To me, though, the ultimate thing that ought to be putting us all off about this event is that participants earned points by having sex with the judges. You don't have sex with your students, you don't have sex with your employees, you don't ask your barista out, you don't ask for sex from a position where it can be taken as an implied threat - whether you mean it as a threat or not. Again, judge at an essentially meaningless competition might not sound like a position of power, but more than half the people who find this ridiculous would be just as susceptible to that influence. Most people's heuristics tell you deference to the judge is important, even if, taking a step back, you would not value their opinion very much at all.

In an ideal world perhaps we'd all have very enlightened attitudes towards sex and having sexual competitions would be fine, or saying to your friend, "I could really use an orifice to put my penis into, mind helping me out?" would be okay. We don't live in that world, and we don't get there by pretending we already do any more than we can end systematic racial or gender discrimination by pretending it isn't there.

There is some doubt about the intent of the event, but we know that 5-10% of men commit multiple sexual assaults because of their disdain for women. Now take a man who lives his life in whatever way you live your life to end up the judge of a contest where he can award points based on the willingness of women to allow him to put his penis in their anus. Would you tend to think that makes him more or less likely to be in that 5-10%? If anyone wants to bet me $20 a judge that they have never committed sexual assault I'll be happy to take your $40 or $80.
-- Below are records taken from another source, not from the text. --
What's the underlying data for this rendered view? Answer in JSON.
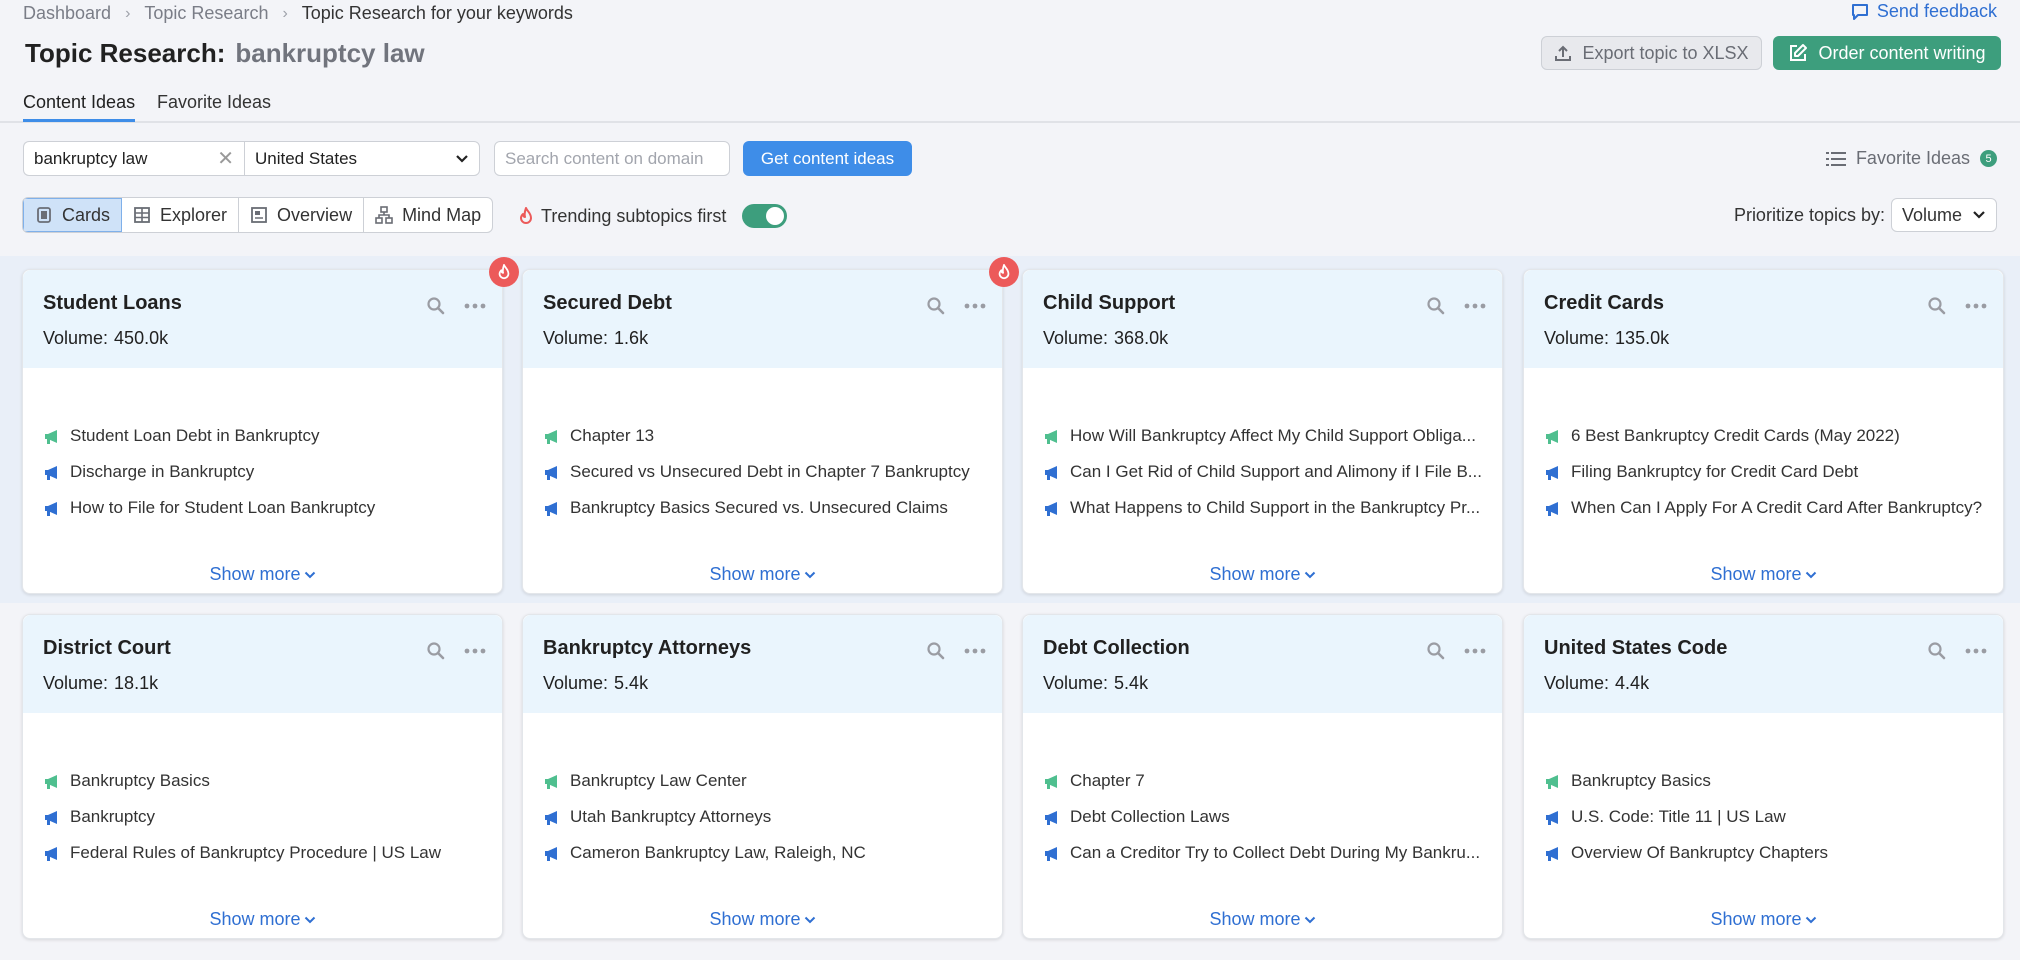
{
  "breadcrumb": [
    "Dashboard",
    "Topic Research",
    "Topic Research for your keywords"
  ],
  "send_feedback": "Send feedback",
  "title": {
    "prefix": "Topic Research:",
    "keyword": "bankruptcy law"
  },
  "buttons": {
    "export": "Export topic to XLSX",
    "order": "Order content writing",
    "get_ideas": "Get content ideas"
  },
  "tabs": [
    "Content Ideas",
    "Favorite Ideas"
  ],
  "search": {
    "keyword_value": "bankruptcy law",
    "database": "United States",
    "domain_placeholder": "Search content on domain"
  },
  "favorite_ideas": {
    "label": "Favorite Ideas",
    "count": "5"
  },
  "views": [
    "Cards",
    "Explorer",
    "Overview",
    "Mind Map"
  ],
  "active_view": "Cards",
  "trending": {
    "label": "Trending subtopics first",
    "enabled": true
  },
  "prioritize": {
    "label": "Prioritize topics by:",
    "value": "Volume"
  },
  "colors": {
    "accent_blue": "#3e8de8",
    "brand_green": "#3d9e7d",
    "trending_red": "#ec5a5a",
    "idea_green": "#4fbf8f",
    "idea_blue": "#2f6fd2"
  },
  "volume_label": "Volume:",
  "show_more": "Show more",
  "cards": [
    {
      "title": "Student Loans",
      "volume": "450.0k",
      "trending": true,
      "ideas": [
        "Student Loan Debt in Bankruptcy",
        "Discharge in Bankruptcy",
        "How to File for Student Loan Bankruptcy"
      ]
    },
    {
      "title": "Secured Debt",
      "volume": "1.6k",
      "trending": true,
      "ideas": [
        "Chapter 13",
        "Secured vs Unsecured Debt in Chapter 7 Bankruptcy",
        "Bankruptcy Basics Secured vs. Unsecured Claims"
      ]
    },
    {
      "title": "Child Support",
      "volume": "368.0k",
      "trending": false,
      "ideas": [
        "How Will Bankruptcy Affect My Child Support Obliga...",
        "Can I Get Rid of Child Support and Alimony if I File B...",
        "What Happens to Child Support in the Bankruptcy Pr..."
      ]
    },
    {
      "title": "Credit Cards",
      "volume": "135.0k",
      "trending": false,
      "ideas": [
        "6 Best Bankruptcy Credit Cards (May 2022)",
        "Filing Bankruptcy for Credit Card Debt",
        "When Can I Apply For A Credit Card After Bankruptcy?"
      ]
    },
    {
      "title": "District Court",
      "volume": "18.1k",
      "trending": false,
      "ideas": [
        "Bankruptcy Basics",
        "Bankruptcy",
        "Federal Rules of Bankruptcy Procedure | US Law"
      ]
    },
    {
      "title": "Bankruptcy Attorneys",
      "volume": "5.4k",
      "trending": false,
      "ideas": [
        "Bankruptcy Law Center",
        "Utah Bankruptcy Attorneys",
        "Cameron Bankruptcy Law, Raleigh, NC"
      ]
    },
    {
      "title": "Debt Collection",
      "volume": "5.4k",
      "trending": false,
      "ideas": [
        "Chapter 7",
        "Debt Collection Laws",
        "Can a Creditor Try to Collect Debt During My Bankru..."
      ]
    },
    {
      "title": "United States Code",
      "volume": "4.4k",
      "trending": false,
      "ideas": [
        "Bankruptcy Basics",
        "U.S. Code: Title 11 | US Law",
        "Overview Of Bankruptcy Chapters"
      ]
    }
  ]
}
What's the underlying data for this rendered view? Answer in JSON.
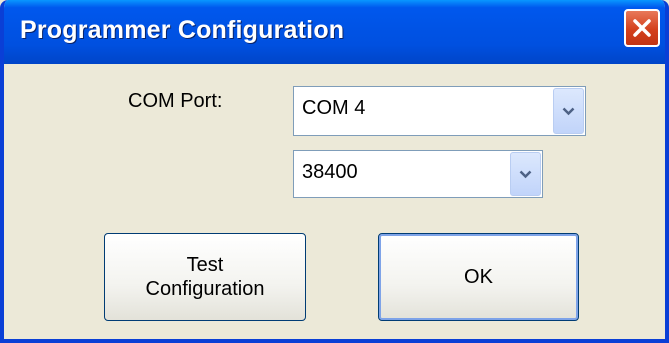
{
  "window": {
    "title": "Programmer Configuration"
  },
  "form": {
    "com_port_label": "COM Port:",
    "com_port_value": "COM 4",
    "baud_rate_value": "38400"
  },
  "buttons": {
    "test_line1": "Test",
    "test_line2": "Configuration",
    "ok": "OK"
  },
  "icons": {
    "close": "close-icon",
    "dropdown": "chevron-down-icon"
  },
  "colors": {
    "titlebar": "#0053e5",
    "close": "#d4401c",
    "dialog_bg": "#ece9d8"
  }
}
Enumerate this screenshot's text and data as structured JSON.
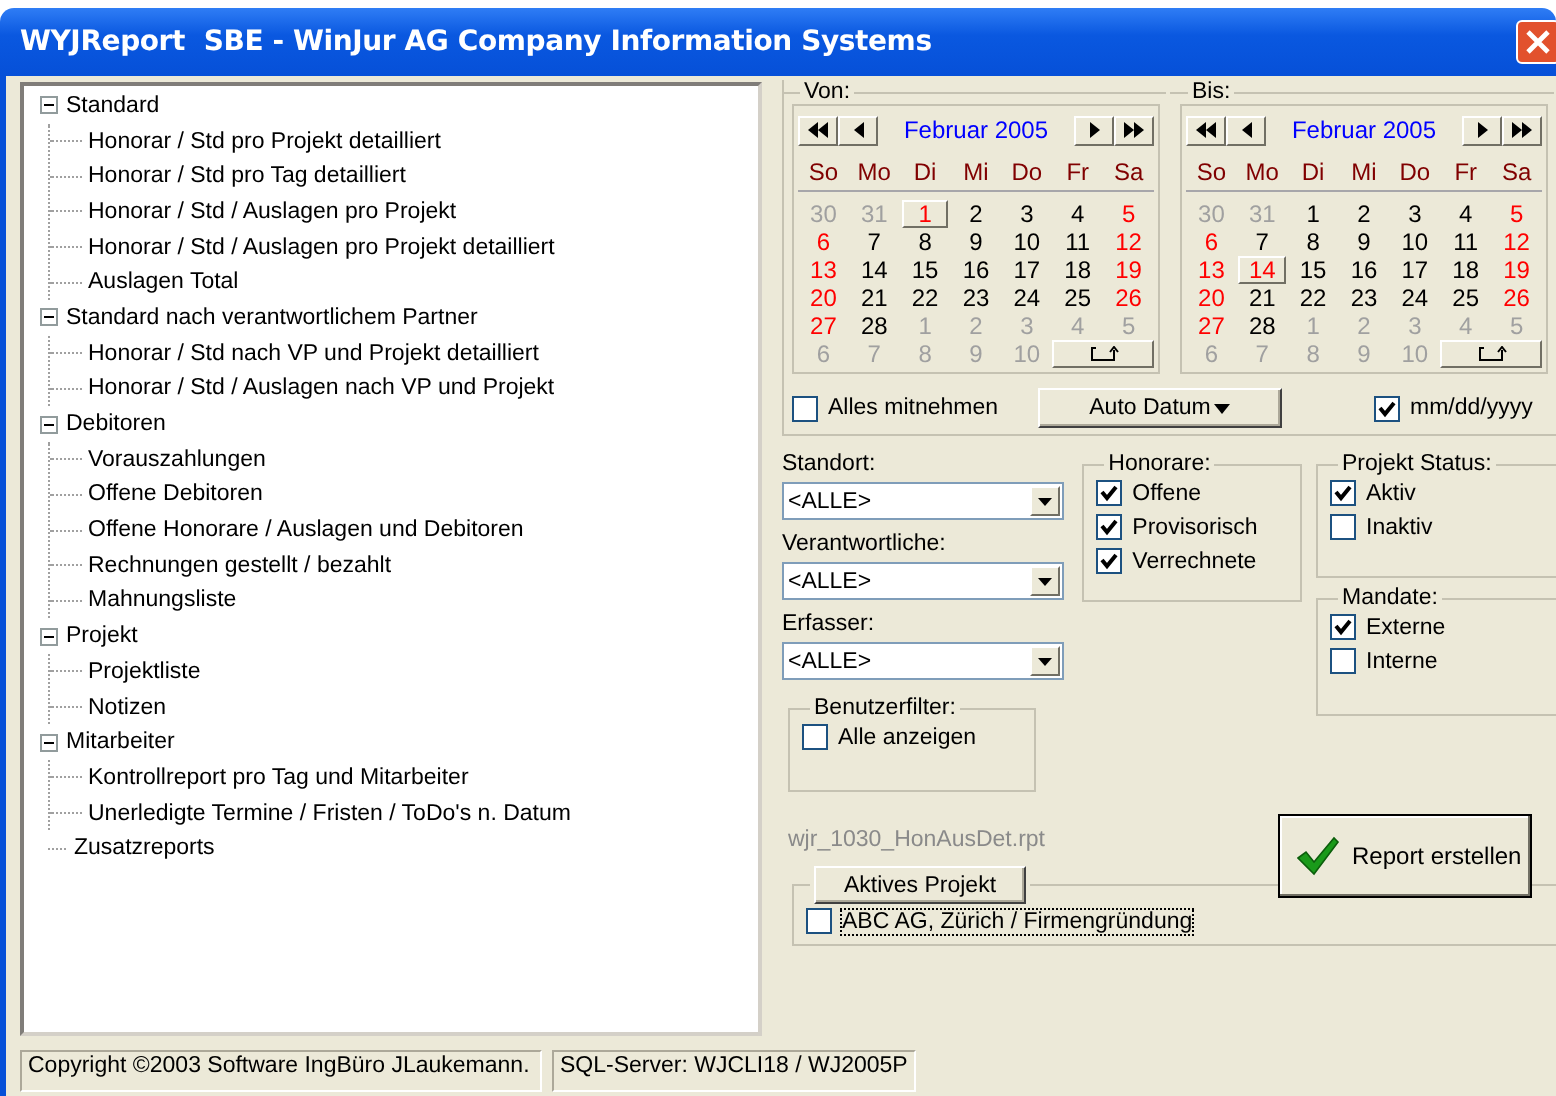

I could have gotten this all wrong. Maybe the entire event started with the organizers saying, "Listen up everybody, we're all here to have a fun night, and part of making sure everyone enjoys themselves is being conscious about respecting one another. Obviously the dares on this list are encouraging people to push their personal boundaries, but I don't want anyone to do anything they are uncomfortable with, or to try to pressure others into doing something they are uncomfortable with. If you start thinking you need to do something you don't want to do to make your team win, just remember that there is actually nothing on the line here - if you aren't enjoying yourself nobody is winning. And not to be a downer, but I'm serious about that no pressure thing, if I hear anyone pushing someone to do something they don't want to do I'm going to kick them out. So let's all enjoy ourselves the way we want to enjoy ourselves and respect everyone else doing the same."

I don't get that idea, though, since you'd think defenders of the crawl would have made a big deal of it.

1 comment:

  1. Hmm... Maybe it's because that feeling is too subconscious to disassemble that I have no clue what it is.